“I don’t know the key to success, but the key to failure is trying to please everybody.” – Bill Cosby
Definition of Niche Market
A niche market is simply a very specific segment of a much larger market. It should be composed of a tight, clear range of products sold to a tightly focused target group. For example, if your market is activewear, your niche could be clothes made especially for hot yoga.
Picking a Niche Market
You don’t need to pick a niche market when you’re first starting out. However, it can be a lot easier to focus your time, energy and money in one area and then expand when you get really great at that one thing. Also, when you have a tight niche, it gives you the chance to stand out in the market and really get known for something.
All segments of the fashion industry are flooded with options of products to buy. If you’re not offering something different or doing it in a different way, your customers will have no reason to buy from you. Period. When you think about the niche you’re in or want to be in, what need or demand is not being satisfied? Where is the hole in the market, and can you fill it? Why would someone give you money?
Finding your niche will give your company an identity that your competitors don’t have.

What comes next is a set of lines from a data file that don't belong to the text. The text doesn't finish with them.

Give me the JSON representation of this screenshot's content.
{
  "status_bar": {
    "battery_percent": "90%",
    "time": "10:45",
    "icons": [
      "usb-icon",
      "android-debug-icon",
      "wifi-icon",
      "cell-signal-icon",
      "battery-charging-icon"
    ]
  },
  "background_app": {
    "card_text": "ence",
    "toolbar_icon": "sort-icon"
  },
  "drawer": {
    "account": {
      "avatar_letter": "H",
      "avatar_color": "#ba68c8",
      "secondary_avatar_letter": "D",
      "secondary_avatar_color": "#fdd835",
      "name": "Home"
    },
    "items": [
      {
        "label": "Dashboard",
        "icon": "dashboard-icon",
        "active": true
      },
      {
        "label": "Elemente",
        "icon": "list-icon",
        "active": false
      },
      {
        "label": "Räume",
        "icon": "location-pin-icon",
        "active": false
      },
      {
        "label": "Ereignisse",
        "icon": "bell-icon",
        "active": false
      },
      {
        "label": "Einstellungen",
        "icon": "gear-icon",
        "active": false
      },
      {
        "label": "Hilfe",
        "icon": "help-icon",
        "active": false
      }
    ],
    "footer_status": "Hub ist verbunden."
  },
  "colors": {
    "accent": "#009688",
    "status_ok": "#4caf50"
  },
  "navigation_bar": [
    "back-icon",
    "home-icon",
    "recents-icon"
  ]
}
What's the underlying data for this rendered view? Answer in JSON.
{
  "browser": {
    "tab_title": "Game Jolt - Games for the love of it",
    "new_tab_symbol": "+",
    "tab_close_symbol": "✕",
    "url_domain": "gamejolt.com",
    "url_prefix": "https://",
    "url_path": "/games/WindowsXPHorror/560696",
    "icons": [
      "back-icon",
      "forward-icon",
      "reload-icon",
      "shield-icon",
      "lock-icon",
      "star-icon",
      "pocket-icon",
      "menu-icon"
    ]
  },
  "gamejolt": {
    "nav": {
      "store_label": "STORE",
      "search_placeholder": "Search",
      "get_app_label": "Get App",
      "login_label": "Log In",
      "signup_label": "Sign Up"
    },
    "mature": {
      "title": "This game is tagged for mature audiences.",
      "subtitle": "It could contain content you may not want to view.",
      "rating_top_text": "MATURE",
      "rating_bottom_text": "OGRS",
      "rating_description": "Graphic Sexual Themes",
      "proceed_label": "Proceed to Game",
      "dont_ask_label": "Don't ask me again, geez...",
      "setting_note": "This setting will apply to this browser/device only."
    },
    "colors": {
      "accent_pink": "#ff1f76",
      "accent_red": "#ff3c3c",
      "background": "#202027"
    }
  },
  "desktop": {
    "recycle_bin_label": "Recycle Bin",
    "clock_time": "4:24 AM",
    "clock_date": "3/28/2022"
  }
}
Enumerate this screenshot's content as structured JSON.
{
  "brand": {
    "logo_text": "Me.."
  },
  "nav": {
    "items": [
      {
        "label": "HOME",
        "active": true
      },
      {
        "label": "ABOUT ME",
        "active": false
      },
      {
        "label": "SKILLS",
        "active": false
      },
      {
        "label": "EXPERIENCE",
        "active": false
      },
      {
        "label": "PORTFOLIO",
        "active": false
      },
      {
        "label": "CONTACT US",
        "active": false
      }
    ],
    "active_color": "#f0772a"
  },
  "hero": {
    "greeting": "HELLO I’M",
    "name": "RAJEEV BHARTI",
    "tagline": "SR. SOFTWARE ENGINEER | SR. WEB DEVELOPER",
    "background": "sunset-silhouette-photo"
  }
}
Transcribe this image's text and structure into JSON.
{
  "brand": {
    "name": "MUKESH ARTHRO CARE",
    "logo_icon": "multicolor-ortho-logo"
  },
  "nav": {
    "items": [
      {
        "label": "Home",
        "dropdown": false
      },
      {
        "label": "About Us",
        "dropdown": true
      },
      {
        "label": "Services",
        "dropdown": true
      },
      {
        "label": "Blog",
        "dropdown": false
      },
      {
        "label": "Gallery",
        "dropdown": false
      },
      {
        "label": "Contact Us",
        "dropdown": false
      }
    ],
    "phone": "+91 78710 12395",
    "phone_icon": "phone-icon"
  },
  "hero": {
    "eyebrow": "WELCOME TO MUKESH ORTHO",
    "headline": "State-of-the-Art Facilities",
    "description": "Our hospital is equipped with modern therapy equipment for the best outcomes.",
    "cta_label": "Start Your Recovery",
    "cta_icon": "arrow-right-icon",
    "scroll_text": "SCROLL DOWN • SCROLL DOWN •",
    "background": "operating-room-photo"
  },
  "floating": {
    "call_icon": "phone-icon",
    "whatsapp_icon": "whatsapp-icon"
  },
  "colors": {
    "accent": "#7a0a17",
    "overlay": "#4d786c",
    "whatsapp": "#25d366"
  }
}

One of the worst things you can do is confuse the customer about what you’re about and what you sell. When you do too many things, no one knows what category to put you in and they are less likely to remember you. Picking a tight niche makes it easy for people to understand what it is you do and why they might need you. For instance, if you just make sarongs, they think of you as “the sarong lady” and know exactly where to go when they need to order from your product category.
The Restrictive Myth
Whether or not a niche holds you back is controversial, but I believe that a narrow niche sends a clear message about what your company stands for. Choosing a niche when you start your line still leaves room for growth and diversification in the future. Take Three Dots, for example. The company began in 1995 with upscale t-shirts in three styles, three sizes and twelve colors. That’s it – easy to understand. They now successfully sell dresses, cashmere, wovens, and some menswear.
Mark Victor Hansen, co-author of Chicken Soup for the Soul and The One Minute Millionaire, says “Get rich in your niche.” I don’t think Mark believes in get-rich-quick schemes, and either do I. The point is to focus and do what you do best. That really is enough.
Examples of Successful Niche Companies and What They’re Known For:
- Monolo Blahnik – shoes, but not just any kind: sexy ones, usually stilettos
- Nicole Miller – known for her dresses
- Levi’s – jeans, jeans, and more jeans that are affordable, durable and classic
- Judith Jack – marcasite jewelry
- Burberry – trench coats
Image via Miriam C. de Souza